## Supplied data
::::::::::
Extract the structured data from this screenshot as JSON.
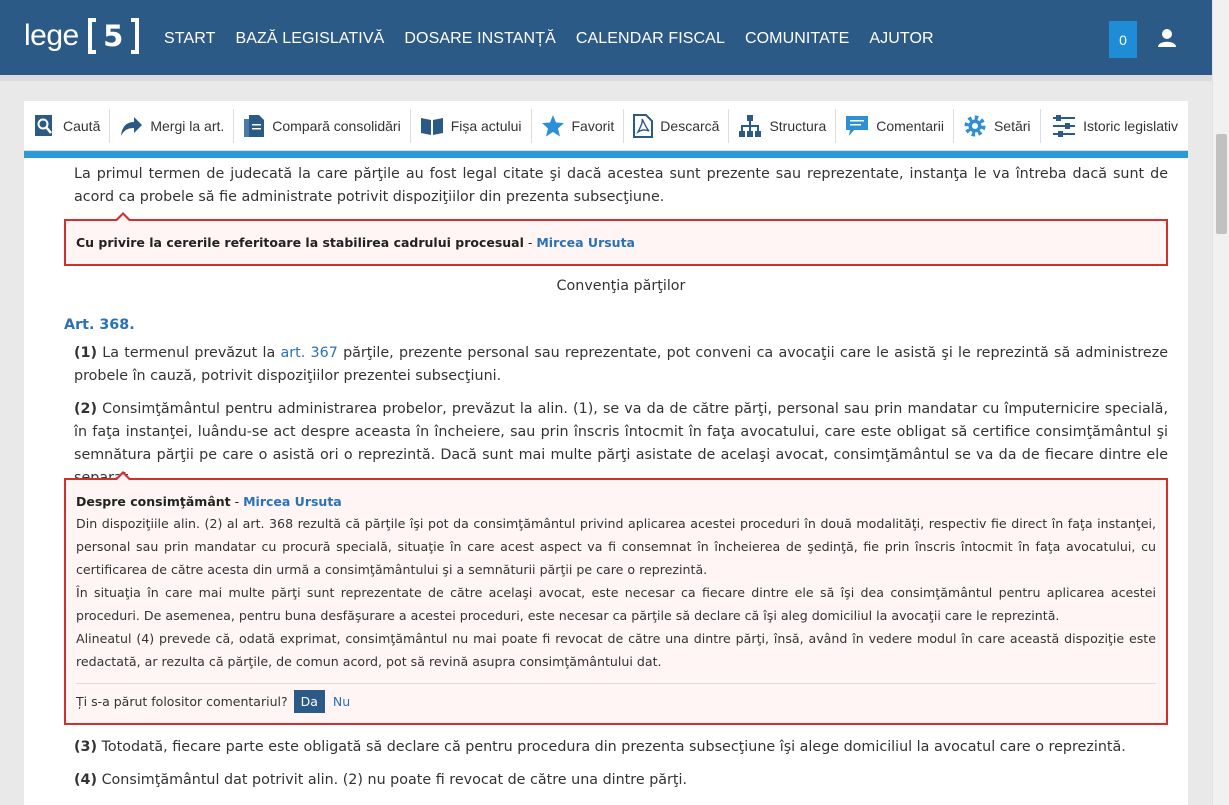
{
  "header": {
    "logo_text": "lege",
    "logo_number": "5",
    "nav": [
      "START",
      "BAZĂ LEGISLATIVĂ",
      "DOSARE INSTANȚĂ",
      "CALENDAR FISCAL",
      "COMUNITATE",
      "AJUTOR"
    ],
    "notification_count": "0",
    "user_icon": "user-icon"
  },
  "toolbar": {
    "items": [
      {
        "label": "Caută",
        "icon": "search-doc-icon"
      },
      {
        "label": "Mergi la art.",
        "icon": "go-arrow-icon"
      },
      {
        "label": "Compară consolidări",
        "icon": "compare-docs-icon"
      },
      {
        "label": "Fișa actului",
        "icon": "book-icon"
      },
      {
        "label": "Favorit",
        "icon": "star-icon"
      },
      {
        "label": "Descarcă",
        "icon": "pdf-icon"
      },
      {
        "label": "Structura",
        "icon": "tree-icon"
      },
      {
        "label": "Comentarii",
        "icon": "comment-icon"
      },
      {
        "label": "Setări",
        "icon": "gear-icon"
      }
    ],
    "history_label": "Istoric legislativ"
  },
  "content": {
    "intro": "La primul termen de judecată la care părţile au fost legal citate şi dacă acestea sunt prezente sau reprezentate, instanţa le va întreba dacă sunt de acord ca probele să fie administrate potrivit dispoziţiilor din prezenta subsecţiune.",
    "comment1": {
      "title": "Cu privire la cererile referitoare la stabilirea cadrului procesual",
      "separator": " - ",
      "author": "Mircea Ursuta"
    },
    "section_title": "Convenţia părţilor",
    "article_label": "Art. 368.",
    "p1": {
      "num": "(1)",
      "before": " La termenul prevăzut la ",
      "link": "art. 367",
      "after": " părţile, prezente personal sau reprezentate, pot conveni ca avocaţii care le asistă şi le reprezintă să administreze probele în cauză, potrivit dispoziţiilor prezentei subsecţiuni."
    },
    "p2": {
      "num": "(2)",
      "text": " Consimţământul pentru administrarea probelor, prevăzut la alin. (1), se va da de către părţi, personal sau prin mandatar cu împuternicire specială, în faţa instanţei, luându-se act despre aceasta în încheiere, sau prin înscris întocmit în faţa avocatului, care este obligat să certifice consimţământul şi semnătura părţii pe care o asistă ori o reprezintă. Dacă sunt mai multe părţi asistate de acelaşi avocat, consimţământul se va da de fiecare dintre ele separat."
    },
    "comment2": {
      "title": "Despre consimţământ",
      "separator": " - ",
      "author": "Mircea Ursuta",
      "paragraphs": [
        "Din dispoziţiile alin. (2) al art. 368 rezultă că părţile îşi pot da consimţământul privind aplicarea acestei proceduri în două modalităţi, respectiv fie direct în faţa instanţei, personal sau prin mandatar cu procură specială, situaţie în care acest aspect va fi consemnat în încheierea de şedinţă, fie prin înscris întocmit în faţa avocatului, cu certificarea de către acesta din urmă a consimţământului şi a semnăturii părţii pe care o reprezintă.",
        "În situaţia în care mai multe părţi sunt reprezentate de către acelaşi avocat, este necesar ca fiecare dintre ele să îşi dea consimţământul pentru aplicarea acestei proceduri. De asemenea, pentru buna desfăşurare a acestei proceduri, este necesar ca părţile să declare că îşi aleg domiciliul la avocaţii care le reprezintă.",
        "Alineatul (4) prevede că, odată exprimat, consimţământul nu mai poate fi revocat de către una dintre părţi, însă, având în vedere modul în care această dispoziţie este redactată, ar rezulta că părţile, de comun acord, pot să revină asupra consimţământului dat."
      ],
      "useful_question": "Ți s-a părut folositor comentariul?",
      "yes": "Da",
      "no": "Nu"
    },
    "p3": {
      "num": "(3)",
      "text": " Totodată, fiecare parte este obligată să declare că pentru procedura din prezenta subsecţiune îşi alege domiciliul la avocatul care o reprezintă."
    },
    "p4": {
      "num": "(4)",
      "text": " Consimţământul dat potrivit alin. (2) nu poate fi revocat de către una dintre părţi."
    }
  },
  "colors": {
    "header_bg": "#2c5a86",
    "accent_blue": "#2d9ad8",
    "link": "#2a72b8",
    "comment_border": "#d0302f"
  }
}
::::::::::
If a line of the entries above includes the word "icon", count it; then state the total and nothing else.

10